January 14, 2001
by Sheryl Julian
When Michael Douglas and Catherine Zeta-Jones married in November, the bride – according to her wedding planner – wanted the day to be “dramatic but intimate.” Intimate? With 350 guests and a price tag in the millions? Hardly. Dramatic? Yes. The wedding cake was 10 tiers high – towering 6 feet tall – and covered in flowers that resembled the bridal party’s bouquets.
Today, says Suzi Parks, who makes bridal gowns and wedding cakes for her Boston company Wedding Angels, a cake isn’t simply a cake. It has to go with something – the theme of the wedding, the architecture of the location, even the trim on the bridal gown. “I often take details from the dress and put them onto the cake,” says Parks. “People don’t go, ‘Oh look! It’s just like her dress.’ But a few people notice the small details.”

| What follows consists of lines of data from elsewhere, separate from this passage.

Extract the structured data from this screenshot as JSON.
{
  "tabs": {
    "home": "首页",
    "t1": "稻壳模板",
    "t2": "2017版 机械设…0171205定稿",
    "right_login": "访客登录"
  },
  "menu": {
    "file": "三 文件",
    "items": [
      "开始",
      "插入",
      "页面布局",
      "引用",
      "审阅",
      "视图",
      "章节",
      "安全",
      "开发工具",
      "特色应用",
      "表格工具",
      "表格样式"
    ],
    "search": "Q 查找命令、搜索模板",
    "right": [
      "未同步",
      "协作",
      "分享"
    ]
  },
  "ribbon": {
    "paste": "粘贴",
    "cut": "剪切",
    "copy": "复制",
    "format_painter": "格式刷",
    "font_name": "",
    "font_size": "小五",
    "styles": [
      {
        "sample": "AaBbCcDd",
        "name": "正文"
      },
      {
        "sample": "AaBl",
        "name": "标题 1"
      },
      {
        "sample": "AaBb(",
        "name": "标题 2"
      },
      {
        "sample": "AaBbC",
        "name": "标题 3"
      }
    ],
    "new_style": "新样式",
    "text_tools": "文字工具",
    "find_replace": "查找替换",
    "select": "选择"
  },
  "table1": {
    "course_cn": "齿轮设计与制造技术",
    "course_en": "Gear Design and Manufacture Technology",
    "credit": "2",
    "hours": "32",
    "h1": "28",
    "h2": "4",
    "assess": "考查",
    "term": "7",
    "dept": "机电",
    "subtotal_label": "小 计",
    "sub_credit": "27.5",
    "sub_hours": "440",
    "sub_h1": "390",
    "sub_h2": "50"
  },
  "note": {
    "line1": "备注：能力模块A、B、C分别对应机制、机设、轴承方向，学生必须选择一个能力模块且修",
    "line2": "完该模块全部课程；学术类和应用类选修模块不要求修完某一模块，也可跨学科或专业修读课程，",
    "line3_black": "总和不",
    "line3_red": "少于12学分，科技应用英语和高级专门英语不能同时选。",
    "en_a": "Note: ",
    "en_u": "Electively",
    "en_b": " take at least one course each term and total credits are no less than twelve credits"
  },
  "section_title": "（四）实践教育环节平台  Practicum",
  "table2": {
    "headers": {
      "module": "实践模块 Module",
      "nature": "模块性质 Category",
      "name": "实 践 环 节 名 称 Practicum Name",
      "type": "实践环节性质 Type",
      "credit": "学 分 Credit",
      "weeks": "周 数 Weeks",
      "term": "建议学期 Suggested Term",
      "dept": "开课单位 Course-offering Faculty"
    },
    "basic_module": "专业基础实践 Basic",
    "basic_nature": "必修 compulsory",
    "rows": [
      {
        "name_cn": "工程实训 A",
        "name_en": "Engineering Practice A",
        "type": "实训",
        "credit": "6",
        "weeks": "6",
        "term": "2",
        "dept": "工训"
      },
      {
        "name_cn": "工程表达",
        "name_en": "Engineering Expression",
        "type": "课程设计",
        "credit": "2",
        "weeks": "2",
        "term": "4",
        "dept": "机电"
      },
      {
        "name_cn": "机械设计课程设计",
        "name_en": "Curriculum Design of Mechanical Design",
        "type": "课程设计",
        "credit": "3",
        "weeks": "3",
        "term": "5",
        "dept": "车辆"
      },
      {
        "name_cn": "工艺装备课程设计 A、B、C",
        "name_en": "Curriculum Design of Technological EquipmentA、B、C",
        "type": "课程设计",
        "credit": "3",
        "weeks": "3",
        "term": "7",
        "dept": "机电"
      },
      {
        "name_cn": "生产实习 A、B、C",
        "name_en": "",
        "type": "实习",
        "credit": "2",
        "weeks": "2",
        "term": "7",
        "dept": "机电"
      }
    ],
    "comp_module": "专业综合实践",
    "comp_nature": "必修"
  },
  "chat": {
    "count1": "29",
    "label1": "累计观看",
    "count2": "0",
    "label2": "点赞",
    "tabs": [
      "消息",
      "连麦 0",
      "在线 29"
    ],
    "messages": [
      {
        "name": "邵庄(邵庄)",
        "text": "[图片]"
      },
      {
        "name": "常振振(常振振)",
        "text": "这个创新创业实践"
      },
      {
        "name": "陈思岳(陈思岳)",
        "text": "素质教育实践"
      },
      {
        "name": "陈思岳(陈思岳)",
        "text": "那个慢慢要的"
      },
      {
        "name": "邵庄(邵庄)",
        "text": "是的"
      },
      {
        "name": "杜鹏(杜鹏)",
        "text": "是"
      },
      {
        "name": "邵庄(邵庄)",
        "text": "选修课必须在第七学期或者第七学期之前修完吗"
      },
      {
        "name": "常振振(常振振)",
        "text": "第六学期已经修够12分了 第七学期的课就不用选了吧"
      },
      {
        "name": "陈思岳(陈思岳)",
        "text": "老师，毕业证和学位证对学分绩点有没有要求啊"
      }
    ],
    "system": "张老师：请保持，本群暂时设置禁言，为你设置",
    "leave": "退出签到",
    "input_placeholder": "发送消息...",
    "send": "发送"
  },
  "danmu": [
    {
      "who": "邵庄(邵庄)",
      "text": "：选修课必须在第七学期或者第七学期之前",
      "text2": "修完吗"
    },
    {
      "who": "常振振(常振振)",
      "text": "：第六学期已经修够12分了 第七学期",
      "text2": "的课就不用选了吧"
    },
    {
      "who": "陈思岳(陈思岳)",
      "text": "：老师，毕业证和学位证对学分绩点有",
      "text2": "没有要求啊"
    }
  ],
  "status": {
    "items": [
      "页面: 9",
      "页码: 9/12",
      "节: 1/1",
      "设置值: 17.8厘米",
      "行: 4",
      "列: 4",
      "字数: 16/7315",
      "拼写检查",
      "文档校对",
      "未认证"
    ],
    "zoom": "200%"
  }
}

It’s all in the details, says Ursula Argyropoulos of Ursula Art of the Cake in Boston. Several times recently, couples have asked Argyropoulos to reproduce their pets on the cake. Using gum paste, which was popular in Europe two centuries ago and can be shaped like Play-Doh, Argyropoulos can fashion a dog, for instance. She works from photographs and from what the couple tell her about their pet. A shy dog, then, might be hiding somewhere on the cake; a troublemaker might be nibbling something he shouldn’t. Argyropoulos often works with very bright colors to match the flowers in a centerpiece or to go with another theme.
Parks works with fondant, the shiny satinlike icing found on classic French petits fours. “I deal with it like I do fabric,” she says. “I drape it a lot.”
Lately, copying a trend that began in Manhattan (where else?), brides have asked Argyropoulos to make individual wedding cakes for the guests. “They’re very, very labor-intensive,” says the baker. The bottom layer is about 2˝ inches in diameter, the top tier about 1˝ inches. “It’s like a petit four in a slightly larger serving,” Argyropoulos says. The cost? “It’s for brides with money to burn. Each one is $25.”